Motors drive the industrial and commercial sectors, and therefore contribute significantly to their electric load and your electric bill. However, motors often are overlooked as an energy efficiency opportunity. Management sees computers, lighting and refrigerators every day, but is usually unaware of the contribution motors make to overall operating costs or how more efficient NEMA Premium® class motors immediately can reduce the electric bill.
Motor purchasers have a choice between standard efficiency EPAct class motors or NEMA Premium® class motors, which are typically 0.4%-3% more energy efficient. While this may seem small, consider the Department of Energy's estimates that upwards of 85% of an industrial facility's electric load comes from motor systems—and approximately 23% of U.S. electricity is consumed by these systems alone. Further estimates project potential savings of 11-18% in this sector (62-104 billion kWh per year) from motor system optimization. Commercial office facilities typically see 20-25% of their electricity consumed by electric motors; in healthcare operations, such as hospitals, it's more like 25-40% because of those facilities' high, almost 24/7/365 use, of motor driven HVAC and air circulation equipment.

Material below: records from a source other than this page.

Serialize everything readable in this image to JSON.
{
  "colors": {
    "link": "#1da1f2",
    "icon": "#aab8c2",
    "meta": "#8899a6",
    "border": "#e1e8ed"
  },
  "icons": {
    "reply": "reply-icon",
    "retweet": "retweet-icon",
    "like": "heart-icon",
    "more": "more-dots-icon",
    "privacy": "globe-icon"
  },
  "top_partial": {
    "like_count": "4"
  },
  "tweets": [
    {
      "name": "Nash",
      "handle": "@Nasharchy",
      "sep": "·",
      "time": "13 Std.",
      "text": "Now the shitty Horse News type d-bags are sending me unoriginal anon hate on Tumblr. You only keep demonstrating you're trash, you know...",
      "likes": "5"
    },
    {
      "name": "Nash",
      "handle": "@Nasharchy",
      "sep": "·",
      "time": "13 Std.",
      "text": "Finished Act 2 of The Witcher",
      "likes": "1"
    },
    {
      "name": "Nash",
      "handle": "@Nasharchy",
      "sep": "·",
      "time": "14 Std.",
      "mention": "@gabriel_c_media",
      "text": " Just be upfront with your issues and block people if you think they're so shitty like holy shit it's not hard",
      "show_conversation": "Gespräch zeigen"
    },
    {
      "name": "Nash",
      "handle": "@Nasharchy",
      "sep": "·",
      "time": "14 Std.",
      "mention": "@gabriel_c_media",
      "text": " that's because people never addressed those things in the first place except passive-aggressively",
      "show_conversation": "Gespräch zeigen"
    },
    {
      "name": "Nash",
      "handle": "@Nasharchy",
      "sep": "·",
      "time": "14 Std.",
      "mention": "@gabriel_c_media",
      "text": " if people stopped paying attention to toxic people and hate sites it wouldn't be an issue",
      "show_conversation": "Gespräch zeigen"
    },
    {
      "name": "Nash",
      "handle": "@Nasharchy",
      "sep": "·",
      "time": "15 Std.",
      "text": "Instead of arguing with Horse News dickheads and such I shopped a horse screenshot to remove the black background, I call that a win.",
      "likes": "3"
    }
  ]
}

Higher-efficiency NEMA Premium® class motors usually will be more expensive than their less-efficient counterparts. Given the choice, facility managers and purchasing departments, often unaware of the dramatic energy and cost savings that can be achieved, will buy the lower-priced, but less-energy-efficient motor. However, the small incremental, purchase cost difference typically could be overcome in as little as 18-24 months, with continued savings through reduced electricity bills extending for the 15- to 20-year life of such motors.
To help offset this "first cost" barrier, many utilities offer customer incentives on qualifying NEMA Premium® motors. For example, when the New York State Energy Research & Development Authority (NYSERDA) "New York Energy $martSM Program" recently audited 93 motors at Roswell Park Cancer Institute, it found that 38 of them met the financial requirements to be candidates for immediate replacement with a NEMA Premium® unit. In addition, 42 motors were candidates to be replaced with a NEMA Premium® motor when they failed. If all the recommendations are followed, Roswell Park could save more than 3 million kWh—or $256,620—over 10 years.
Roswell Park is not alone. Overall, in its survey of 90 facilities, NYSERDA found that 11% of their motors were candidates for immediate replacement with NEMA Premium—and another 52% were candidates upon failure. Additional savings from motor system efficiency enhancements, such as installing adjustable speed drives, where appropriate, also were projected.